(First published in The Rafu Shimpo on March 10, 2010. An Ochazuke column by Jordan Ikeda on March 20, 2010 references this entry.)
Next week will mark one year since Crossroads to Somewhere (CR2S) was invited to contribute on a once-a-week basis every Wednesday: Commentary, diatribe, observation, opinion, free verse, Bee Ess. Frequency was as great a challenge as content. Think in terms of a Blue Book exam. Every week. Sometimes chomping at the bit, most of the time a blank screen staring back in abject challenge, asking “Well?”
“You have free rein,” was the clincher. A lifeline to a drowning columnist; adrenaline to offset ennui; a lifetime pass to get out of jail free.
Only problem is there will be no cake or candle to commemorate this milestone. That’s because the tone and frequency of recent incoming e-mail regarding the future of The Rafu Shimpo has grown mightily; ranging from snide remarks about last month’s South Bay gathering of hand wringers and bleeding hearts, climaxed by last week’s probing Los Angeles Times’ feature story by reporter Teresa Watanabe. No matter where you stand on the subject, everyone has an opinion.
Not unsurprisingly, CR2S included.
While pharmaceuticals search for cancer and Alzheimer’s cures, the hot local topic is the future of this almost century-old vernacular. With circulation figures hemorrhaging (11,000, down from a high of 22,000), the Rafu finds itself in the same (sinking) company as all national print media. According to Watanabe, it’s publishing woes mirror the industry’s decline in readership and advertising revenue. And the future holds little hope. The proverbial light at the end of the tunnel isn’t exactly promising: It’s a Bullet Train – hurtling the wrong way.
Am not usually a Pollyanna candidate or hale fellow well meant. Nor an aging journalist with a death wish. But, what the hey, living on the edge has some appeal, don’t cha know. If CR2S can somehow miraculously contribute to the resuscitation of the Rafu, forget the parade and bronze statue. But fair warning:
Solutions can cause hurt egos and injured pride. (An awfully small price.)
A subscription drive would be a logical cosmetic start. If for no other reason than to put on a determined face; a positive sign of concern and hope.
Contact southern California churches, organizations, clubs, sports leagues, everyone who finds a periodic need for publicity. Offer % donations to their coffers for each new subscription, say 33 percent, nearly $50 per, nothing to scoff at. In exchange for publicity, box scores and feature stories, these same entities can be enticed to advertise carnivals, special events and programs.

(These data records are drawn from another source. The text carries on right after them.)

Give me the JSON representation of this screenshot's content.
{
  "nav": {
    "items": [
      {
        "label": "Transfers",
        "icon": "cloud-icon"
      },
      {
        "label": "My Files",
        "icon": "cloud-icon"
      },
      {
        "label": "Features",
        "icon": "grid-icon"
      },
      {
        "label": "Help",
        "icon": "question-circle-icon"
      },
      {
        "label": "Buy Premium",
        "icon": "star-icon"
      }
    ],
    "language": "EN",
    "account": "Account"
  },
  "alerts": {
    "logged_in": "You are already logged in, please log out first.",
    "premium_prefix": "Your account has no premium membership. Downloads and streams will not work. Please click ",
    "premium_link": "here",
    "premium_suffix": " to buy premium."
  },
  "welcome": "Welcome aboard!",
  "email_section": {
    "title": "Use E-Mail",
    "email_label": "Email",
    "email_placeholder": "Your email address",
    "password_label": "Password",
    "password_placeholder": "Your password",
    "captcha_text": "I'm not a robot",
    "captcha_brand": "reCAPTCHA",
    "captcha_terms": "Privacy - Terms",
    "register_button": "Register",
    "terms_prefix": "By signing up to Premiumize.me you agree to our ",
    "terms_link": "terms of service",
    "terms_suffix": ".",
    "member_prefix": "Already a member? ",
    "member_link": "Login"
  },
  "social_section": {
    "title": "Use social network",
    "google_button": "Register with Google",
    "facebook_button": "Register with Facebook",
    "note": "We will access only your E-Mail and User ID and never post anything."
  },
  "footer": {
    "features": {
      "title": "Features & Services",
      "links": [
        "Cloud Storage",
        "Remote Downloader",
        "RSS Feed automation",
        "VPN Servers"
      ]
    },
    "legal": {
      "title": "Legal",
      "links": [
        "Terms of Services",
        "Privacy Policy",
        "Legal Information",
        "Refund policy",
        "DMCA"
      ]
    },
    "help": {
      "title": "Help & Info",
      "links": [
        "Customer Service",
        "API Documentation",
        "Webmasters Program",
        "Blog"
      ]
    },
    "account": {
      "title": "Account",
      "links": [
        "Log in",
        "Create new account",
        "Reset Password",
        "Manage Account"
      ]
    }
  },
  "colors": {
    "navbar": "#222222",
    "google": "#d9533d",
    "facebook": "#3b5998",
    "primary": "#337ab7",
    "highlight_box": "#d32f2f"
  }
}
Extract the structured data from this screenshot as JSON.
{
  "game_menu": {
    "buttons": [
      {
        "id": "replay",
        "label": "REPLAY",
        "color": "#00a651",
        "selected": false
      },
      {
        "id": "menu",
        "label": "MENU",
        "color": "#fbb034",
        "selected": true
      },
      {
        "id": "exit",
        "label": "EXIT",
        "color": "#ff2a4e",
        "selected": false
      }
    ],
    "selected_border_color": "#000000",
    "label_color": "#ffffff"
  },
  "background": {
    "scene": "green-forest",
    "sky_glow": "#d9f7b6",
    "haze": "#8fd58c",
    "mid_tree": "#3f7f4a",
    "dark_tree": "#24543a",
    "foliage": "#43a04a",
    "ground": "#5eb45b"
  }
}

Let’s forget, for the moment, $500,000 in debt repayment and focus on the approximate $7,000 monthly red ink. Not exactly overwhelming, if you ask me.

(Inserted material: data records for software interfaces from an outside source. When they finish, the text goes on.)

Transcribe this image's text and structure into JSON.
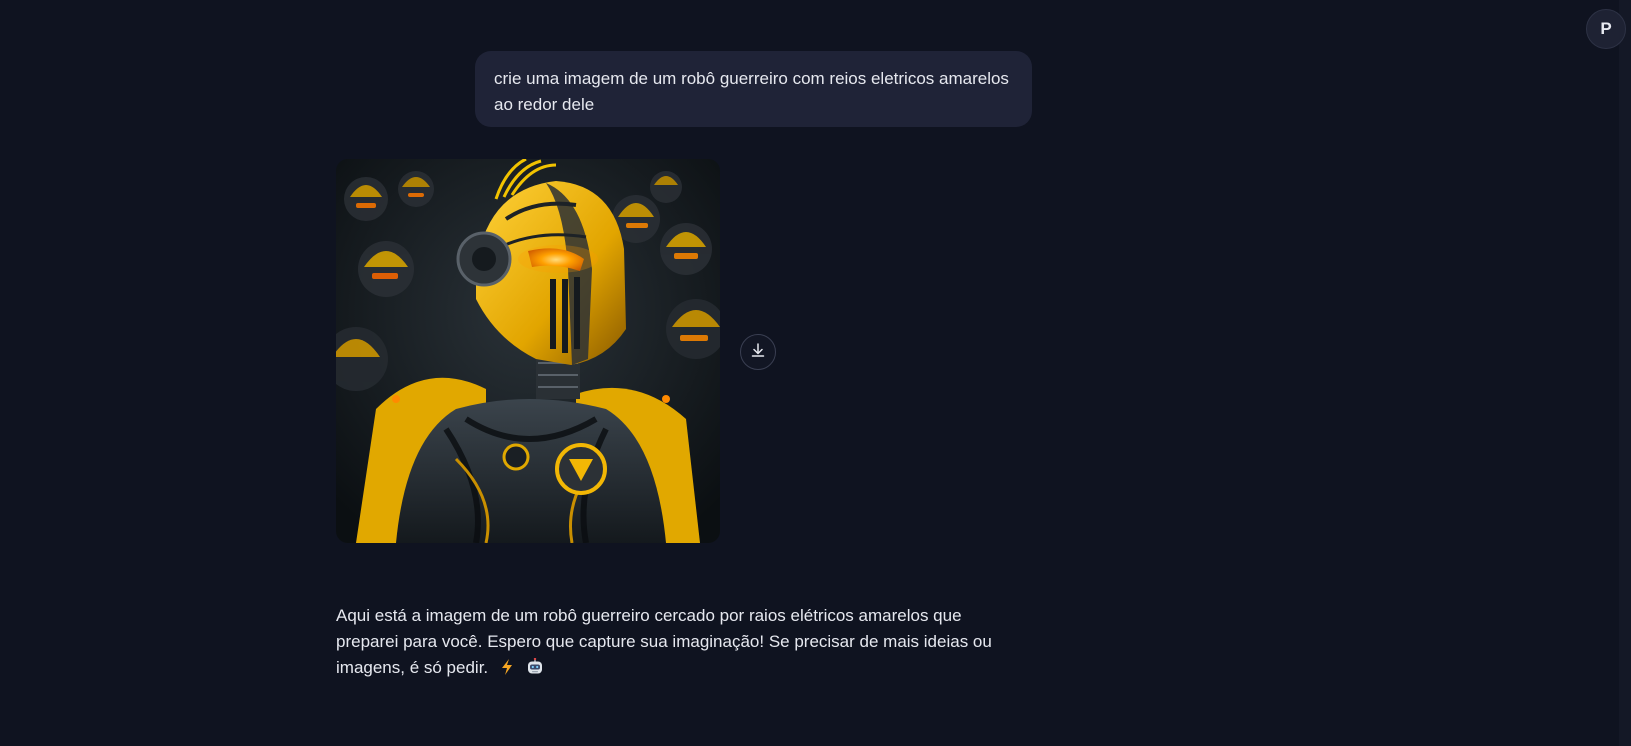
{
  "user_avatar": {
    "initial": "P"
  },
  "user_message": {
    "text": "crie uma imagem de um robô guerreiro com reios eletricos amarelos ao redor dele"
  },
  "generated_image": {
    "subject": "yellow and black armored warrior robot with glowing orange visor, surrounded by rows of similar robots"
  },
  "download_button": {
    "icon": "download-icon"
  },
  "assistant_message": {
    "text": "Aqui está a imagem de um robô guerreiro cercado por raios elétricos amarelos que preparei para você. Espero que capture sua imaginação! Se precisar de mais ideias ou imagens, é só pedir.",
    "emojis": [
      "lightning-emoji",
      "robot-emoji"
    ]
  },
  "colors": {
    "background": "#0f1320",
    "user_bubble": "#1f2337",
    "text": "#e6e8ef",
    "robot_yellow": "#f2b705",
    "visor_orange": "#ff8a00"
  }
}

Think in terms of one new subscriber per day: $140 x 30 = $4,200. Three new $50 display ads per day: $150 x 20 = $3,000. Voila! There goes your monthly deficit.

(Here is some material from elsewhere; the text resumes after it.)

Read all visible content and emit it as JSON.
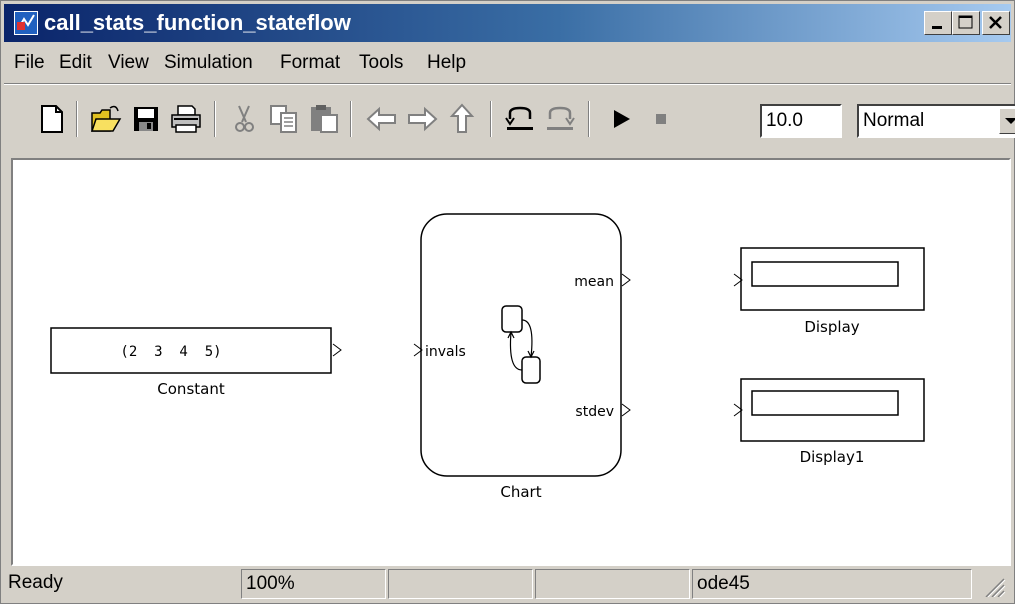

Now, let’s get to the truth of the matter. The Rafu has never been a real newspaper. It has never been a community leader. It has, sadly, never been the face of Li’l Tokyo when it has had every opportunity to be over its existence.
Arrogance, and making money, it has never had a problem with. Maybe it’s too late to redo its journalistic mission.
From the post-war recovery period to the threat of abolishment at the hands of redevelopment advocates in the 70s, Li’l Tokyo not only survived, but thrived; thanks to the acumen and cooperation of important individuals, politicians, bureaucrats and selfless civic groups. The Rafu absorbed it all like a sponge but never was involved or contributed leadership.
Nothing can compare to the heyday of the ill-fated Japanese Real Estate Bubble economy. Brokers, entrepreneurs, lawyers, insurancemen and accountants added zeros to their bottom line as the Nippon Dream washed over everyone. It even allowed daily vernaculars Shin Nichibei and Kashu Mainichi temporary success. But nothing like The Rafu Shimpo Japanese section juggernaugnt. The English section, sadly, remained an orphan. A poor and neglected bulletin board.
And then it all started to go kerplunk.
I am unable to neatly tie a bow around this dilemma in 800 precise words. Maybe a continuation is in order. A little more detail might be in order.
I’m doing my share to keep things afloat without complaint. And such a simple first step:
CFO. COO. CEO. Whatever. Whomever. Hire somebody! If those titles are too expensive, employ a sales manager. Preferably a young, gung ho live wire.
Give that someone a year to turn things around, no strings attached. That would also mean someone with the skill and authority to meld the Japanese and English sections into a unified, cooperative operation. If there are objections, challenge them to come up with a working relationship or else.
There you go, Boss. Hire a magician, give him a rabbit and free rein/reign. What do you have to lose? Compared to the adulation and appreciation of thousands waiting in the wings, what’s a lousy half a mil?
W.T. Wimpy Hiroto can be reached by e-mail. Opinions expressed in this column are not necessarily those of The Rafu Shimpo.